“Our fresh juices are the main part of our business,” noted Brandie, who also sells them to Bikram Yoga in SLO. “The wraps are second most popular. I love adding hemp seed for Omega threes and sixes, they have so much nutrition.”
The Be Love Café “wrap” is a collard green leaf filled with walnut pate, avocado, carrots, cabbage, heirloom tomatoes; and a sauce of orange juice, lemon juice, mustard seed, and ginger; and it’s topped with micro greens and hemp seeds.
There are many participants in the cuisine court, and most provide a taste sample.

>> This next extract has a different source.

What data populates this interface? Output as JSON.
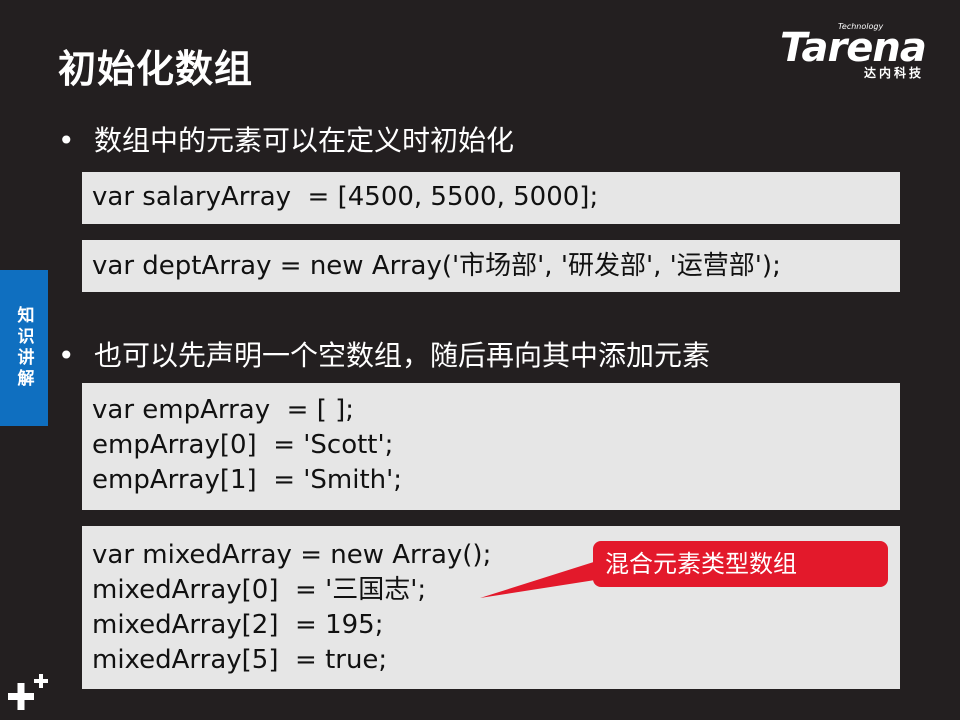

Among them: George Badasci, who sells fresh pomegranate juice and the whole fruits grown in a 26-year-old grove his father planted in Hanford; Marcie’s Pies from Jimenez Family Farm in Santa Ynez Valley, where Marcie and her husband Gustavo Jimenez organically grow the fruit that goes into her delicious pies with a hand-rolled crust. They also offer meats, pork, lamb, goat, rabbit, and chicken, all of which they raise on their farm. Kodiak Island Salmon, owned by John and Barbara Pierszalowski, are caught in Alaska annually, from June through August. Immediately placed in chilled water, the fish are flash frozen as soon as they hit land. This year, they brought back 3,000 pounds of salmon they describe as “better than fresh.” And Organic Pastures Dairy offers raw milk that’s safe for people who are lactose intolerant.
Their salesman explained: “People don’t suffer lactose intolerance from raw milk products like they do from pasteurized dairy products because the beneficial bacteria are destroyed during the heat treatment. Raw milk is easier to digest, and California is one of only six states where it can be sold legally.”
Jankay concluded: “We’re definitely looking at increasing all of the markets, but we won’t do it all at once. We’ve started working on the Saturday morning farmers market in SLO, and if it catches on, we’ll add more [cooked food booths] at the other markets around the county.”
Contact New Times’ Cuisine columnist at .